Copy every record that appears below, exactly as it stands.

##############################

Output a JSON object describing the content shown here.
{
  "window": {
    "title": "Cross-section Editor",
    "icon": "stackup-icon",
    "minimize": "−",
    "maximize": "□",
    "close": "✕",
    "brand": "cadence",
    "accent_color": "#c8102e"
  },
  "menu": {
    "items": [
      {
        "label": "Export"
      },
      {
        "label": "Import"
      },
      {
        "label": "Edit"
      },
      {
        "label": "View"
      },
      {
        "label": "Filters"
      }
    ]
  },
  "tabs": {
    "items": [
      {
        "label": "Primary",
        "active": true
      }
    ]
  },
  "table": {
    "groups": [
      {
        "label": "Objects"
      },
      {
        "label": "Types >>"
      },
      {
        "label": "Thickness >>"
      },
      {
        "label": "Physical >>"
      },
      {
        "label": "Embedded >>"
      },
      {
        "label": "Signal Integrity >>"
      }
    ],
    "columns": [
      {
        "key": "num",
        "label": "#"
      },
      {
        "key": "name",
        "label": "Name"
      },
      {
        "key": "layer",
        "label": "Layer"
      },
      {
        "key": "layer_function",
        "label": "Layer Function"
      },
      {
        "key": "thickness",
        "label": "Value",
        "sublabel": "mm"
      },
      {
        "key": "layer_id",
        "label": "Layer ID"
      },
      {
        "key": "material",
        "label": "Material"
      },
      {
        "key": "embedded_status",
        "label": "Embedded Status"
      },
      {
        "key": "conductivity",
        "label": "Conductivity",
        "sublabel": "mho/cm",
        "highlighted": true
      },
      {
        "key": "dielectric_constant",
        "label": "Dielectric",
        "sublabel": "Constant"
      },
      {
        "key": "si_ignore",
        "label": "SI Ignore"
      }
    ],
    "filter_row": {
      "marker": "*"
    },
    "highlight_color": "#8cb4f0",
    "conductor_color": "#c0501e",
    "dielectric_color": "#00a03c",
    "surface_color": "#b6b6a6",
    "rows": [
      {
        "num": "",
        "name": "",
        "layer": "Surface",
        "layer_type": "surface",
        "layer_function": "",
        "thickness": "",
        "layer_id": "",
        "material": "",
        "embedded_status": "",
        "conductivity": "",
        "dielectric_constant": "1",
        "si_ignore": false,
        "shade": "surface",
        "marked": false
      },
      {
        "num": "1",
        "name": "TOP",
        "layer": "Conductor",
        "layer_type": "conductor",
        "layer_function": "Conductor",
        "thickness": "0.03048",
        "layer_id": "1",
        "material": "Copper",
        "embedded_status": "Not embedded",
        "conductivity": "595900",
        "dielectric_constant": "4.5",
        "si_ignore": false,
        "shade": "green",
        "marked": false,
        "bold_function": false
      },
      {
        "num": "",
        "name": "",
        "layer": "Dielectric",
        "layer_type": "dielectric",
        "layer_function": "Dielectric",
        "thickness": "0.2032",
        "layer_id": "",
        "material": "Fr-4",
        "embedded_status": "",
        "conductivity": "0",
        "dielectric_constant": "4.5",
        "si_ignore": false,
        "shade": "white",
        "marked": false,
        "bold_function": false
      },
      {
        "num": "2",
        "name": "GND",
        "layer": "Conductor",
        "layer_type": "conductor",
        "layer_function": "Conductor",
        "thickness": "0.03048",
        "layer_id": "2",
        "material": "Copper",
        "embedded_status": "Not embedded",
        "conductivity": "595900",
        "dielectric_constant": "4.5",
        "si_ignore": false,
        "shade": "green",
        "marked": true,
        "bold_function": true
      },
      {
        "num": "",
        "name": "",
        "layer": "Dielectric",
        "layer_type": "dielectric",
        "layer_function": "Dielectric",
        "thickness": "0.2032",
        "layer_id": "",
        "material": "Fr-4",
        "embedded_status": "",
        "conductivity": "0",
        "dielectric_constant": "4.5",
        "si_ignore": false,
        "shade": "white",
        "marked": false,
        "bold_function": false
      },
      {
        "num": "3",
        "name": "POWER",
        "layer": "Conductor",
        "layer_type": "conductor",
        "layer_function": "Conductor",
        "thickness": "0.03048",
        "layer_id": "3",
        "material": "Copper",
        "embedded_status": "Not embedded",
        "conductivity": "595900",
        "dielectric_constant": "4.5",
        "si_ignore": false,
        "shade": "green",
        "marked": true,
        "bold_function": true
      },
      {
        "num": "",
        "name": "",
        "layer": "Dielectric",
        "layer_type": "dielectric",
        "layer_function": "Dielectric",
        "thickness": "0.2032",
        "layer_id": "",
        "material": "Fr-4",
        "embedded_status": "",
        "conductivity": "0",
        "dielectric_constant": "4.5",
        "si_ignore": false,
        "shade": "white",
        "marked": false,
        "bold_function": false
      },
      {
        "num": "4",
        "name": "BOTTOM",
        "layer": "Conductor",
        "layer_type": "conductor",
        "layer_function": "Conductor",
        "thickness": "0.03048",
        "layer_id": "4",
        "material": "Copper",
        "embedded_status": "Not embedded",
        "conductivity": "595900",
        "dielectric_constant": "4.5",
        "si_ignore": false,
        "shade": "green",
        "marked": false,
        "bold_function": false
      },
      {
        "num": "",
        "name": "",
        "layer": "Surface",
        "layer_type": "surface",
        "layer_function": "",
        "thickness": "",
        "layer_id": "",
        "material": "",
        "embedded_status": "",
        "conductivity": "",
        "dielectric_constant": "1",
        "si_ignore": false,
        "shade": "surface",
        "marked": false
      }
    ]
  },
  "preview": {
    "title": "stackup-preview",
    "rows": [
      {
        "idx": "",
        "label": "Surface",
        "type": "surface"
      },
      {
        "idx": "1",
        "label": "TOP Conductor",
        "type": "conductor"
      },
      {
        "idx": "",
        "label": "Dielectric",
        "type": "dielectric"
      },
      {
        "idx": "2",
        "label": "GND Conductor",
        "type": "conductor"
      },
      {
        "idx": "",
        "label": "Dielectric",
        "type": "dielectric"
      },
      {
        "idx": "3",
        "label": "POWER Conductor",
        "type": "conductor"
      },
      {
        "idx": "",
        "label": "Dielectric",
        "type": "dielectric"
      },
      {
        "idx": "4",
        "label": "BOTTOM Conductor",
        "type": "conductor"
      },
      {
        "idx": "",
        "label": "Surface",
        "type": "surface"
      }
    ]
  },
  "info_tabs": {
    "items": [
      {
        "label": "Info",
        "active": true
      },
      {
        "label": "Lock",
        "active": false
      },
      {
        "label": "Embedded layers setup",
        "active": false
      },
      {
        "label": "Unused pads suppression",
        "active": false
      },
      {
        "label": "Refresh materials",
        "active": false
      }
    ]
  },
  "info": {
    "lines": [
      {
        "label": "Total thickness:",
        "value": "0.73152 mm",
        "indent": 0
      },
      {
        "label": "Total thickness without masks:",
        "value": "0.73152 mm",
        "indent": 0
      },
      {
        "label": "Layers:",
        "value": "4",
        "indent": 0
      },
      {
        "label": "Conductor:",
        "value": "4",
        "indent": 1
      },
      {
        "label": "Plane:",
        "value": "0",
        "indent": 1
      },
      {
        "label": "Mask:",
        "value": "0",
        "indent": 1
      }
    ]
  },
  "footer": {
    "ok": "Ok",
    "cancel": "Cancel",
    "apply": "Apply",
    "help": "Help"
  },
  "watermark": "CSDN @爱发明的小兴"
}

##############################

## Written solution:
Output a JSON object describing the content shown here.
{
  "window": {
    "title": "Cross-section Editor",
    "icon": "stackup-icon",
    "minimize": "−",
    "maximize": "□",
    "close": "✕",
    "brand": "cadence",
    "accent_color": "#c8102e"
  },
  "menu": {
    "items": [
      {
        "label": "Export"
      },
      {
        "label": "Import"
      },
      {
        "label": "Edit"
      },
      {
        "label": "View"
      },
      {
        "label": "Filters"
      }
    ]
  },
  "tabs": {
    "items": [
      {
        "label": "Primary",
        "active": true
      }
    ]
  },
  "table": {
    "groups": [
      {
        "label": "Objects"
      },
      {
        "label": "Types >>"
      },
      {
        "label": "Thickness >>"
      },
      {
        "label": "Physical >>"
      },
      {
        "label": "Embedded >>"
      },
      {
        "label": "Signal Integrity >>"
      }
    ],
    "columns": [
      {
        "key": "num",
        "label": "#"
      },
      {
        "key": "name",
        "label": "Name"
      },
      {
        "key": "layer",
        "label": "Layer"
      },
      {
        "key": "layer_function",
        "label": "Layer Function"
      },
      {
        "key": "thickness",
        "label": "Value",
        "sublabel": "mm"
      },
      {
        "key": "layer_id",
        "label": "Layer ID"
      },
      {
        "key": "material",
        "label": "Material"
      },
      {
        "key": "embedded_status",
        "label": "Embedded Status"
      },
      {
        "key": "conductivity",
        "label": "Conductivity",
        "sublabel": "mho/cm",
        "highlighted": true
      },
      {
        "key": "dielectric_constant",
        "label": "Dielectric",
        "sublabel": "Constant"
      },
      {
        "key": "si_ignore",
        "label": "SI Ignore"
      }
    ],
    "filter_row": {
      "marker": "*"
    },
    "highlight_color": "#8cb4f0",
    "conductor_color": "#c0501e",
    "dielectric_color": "#00a03c",
    "surface_color": "#b6b6a6",
    "rows": [
      {
        "num": "",
        "name": "",
        "layer": "Surface",
        "layer_type": "surface",
        "layer_function": "",
        "thickness": "",
        "layer_id": "",
        "material": "",
        "embedded_status": "",
        "conductivity": "",
        "dielectric_constant": "1",
        "si_ignore": false,
        "shade": "surface",
        "marked": false
      },
      {
        "num": "1",
        "name": "TOP",
        "layer": "Conductor",
        "layer_type": "conductor",
        "layer_function": "Conductor",
        "thickness": "0.03048",
        "layer_id": "1",
        "material": "Copper",
        "embedded_status": "Not embedded",
        "conductivity": "595900",
        "dielectric_constant": "4.5",
        "si_ignore": false,
        "shade": "green",
        "marked": false,
        "bold_function": false
      },
      {
        "num": "",
        "name": "",
        "layer": "Dielectric",
        "layer_type": "dielectric",
        "layer_function": "Dielectric",
        "thickness": "0.2032",
        "layer_id": "",
        "material": "Fr-4",
        "embedded_status": "",
        "conductivity": "0",
        "dielectric_constant": "4.5",
        "si_ignore": false,
        "shade": "white",
        "marked": false,
        "bold_function": false
      },
      {
        "num": "2",
        "name": "GND",
        "layer": "Conductor",
        "layer_type": "conductor",
        "layer_function": "Conductor",
        "thickness": "0.03048",
        "layer_id": "2",
        "material": "Copper",
        "embedded_status": "Not embedded",
        "conductivity": "595900",
        "dielectric_constant": "4.5",
        "si_ignore": false,
        "shade": "green",
        "marked": true,
        "bold_function": true
      },
      {
        "num": "",
        "name": "",
        "layer": "Dielectric",
        "layer_type": "dielectric",
        "layer_function": "Dielectric",
        "thickness": "0.2032",
        "layer_id": "",
        "material": "Fr-4",
        "embedded_status": "",
        "conductivity": "0",
        "dielectric_constant": "4.5",
        "si_ignore": false,
        "shade": "white",
        "marked": false,
        "bold_function": false
      },
      {
        "num": "3",
        "name": "POWER",
        "layer": "Conductor",
        "layer_type": "conductor",
        "layer_function": "Conductor",
        "thickness": "0.03048",
        "layer_id": "3",
        "material": "Copper",
        "embedded_status": "Not embedded",
        "conductivity": "595900",
        "dielectric_constant": "4.5",
        "si_ignore": false,
        "shade": "green",
        "marked": true,
        "bold_function": true
      },
      {
        "num": "",
        "name": "",
        "layer": "Dielectric",
        "layer_type": "dielectric",
        "layer_function": "Dielectric",
        "thickness": "0.2032",
        "layer_id": "",
        "material": "Fr-4",
        "embedded_status": "",
        "conductivity": "0",
        "dielectric_constant": "4.5",
        "si_ignore": false,
        "shade": "white",
        "marked": false,
        "bold_function": false
      },
      {
        "num": "4",
        "name": "BOTTOM",
        "layer": "Conductor",
        "layer_type": "conductor",
        "layer_function": "Conductor",
        "thickness": "0.03048",
        "layer_id": "4",
        "material": "Copper",
        "embedded_status": "Not embedded",
        "conductivity": "595900",
        "dielectric_constant": "4.5",
        "si_ignore": false,
        "shade": "green",
        "marked": false,
        "bold_function": false
      },
      {
        "num": "",
        "name": "",
        "layer": "Surface",
        "layer_type": "surface",
        "layer_function": "",
        "thickness": "",
        "layer_id": "",
        "material": "",
        "embedded_status": "",
        "conductivity": "",
        "dielectric_constant": "1",
        "si_ignore": false,
        "shade": "surface",
        "marked": false
      }
    ]
  },
  "preview": {
    "title": "stackup-preview",
    "rows": [
      {
        "idx": "",
        "label": "Surface",
        "type": "surface"
      },
      {
        "idx": "1",
        "label": "TOP Conductor",
        "type": "conductor"
      },
      {
        "idx": "",
        "label": "Dielectric",
        "type": "dielectric"
      },
      {
        "idx": "2",
        "label": "GND Conductor",
        "type": "conductor"
      },
      {
        "idx": "",
        "label": "Dielectric",
        "type": "dielectric"
      },
      {
        "idx": "3",
        "label": "POWER Conductor",
        "type": "conductor"
      },
      {
        "idx": "",
        "label": "Dielectric",
        "type": "dielectric"
      },
      {
        "idx": "4",
        "label": "BOTTOM Conductor",
        "type": "conductor"
      },
      {
        "idx": "",
        "label": "Surface",
        "type": "surface"
      }
    ]
  },
  "info_tabs": {
    "items": [
      {
        "label": "Info",
        "active": true
      },
      {
        "label": "Lock",
        "active": false
      },
      {
        "label": "Embedded layers setup",
        "active": false
      },
      {
        "label": "Unused pads suppression",
        "active": false
      },
      {
        "label": "Refresh materials",
        "active": false
      }
    ]
  },
  "info": {
    "lines": [
      {
        "label": "Total thickness:",
        "value": "0.73152 mm",
        "indent": 0
      },
      {
        "label": "Total thickness without masks:",
        "value": "0.73152 mm",
        "indent": 0
      },
      {
        "label": "Layers:",
        "value": "4",
        "indent": 0
      },
      {
        "label": "Conductor:",
        "value": "4",
        "indent": 1
      },
      {
        "label": "Plane:",
        "value": "0",
        "indent": 1
      },
      {
        "label": "Mask:",
        "value": "0",
        "indent": 1
      }
    ]
  },
  "footer": {
    "ok": "Ok",
    "cancel": "Cancel",
    "apply": "Apply",
    "help": "Help"
  },
  "watermark": "CSDN @爱发明的小兴"
}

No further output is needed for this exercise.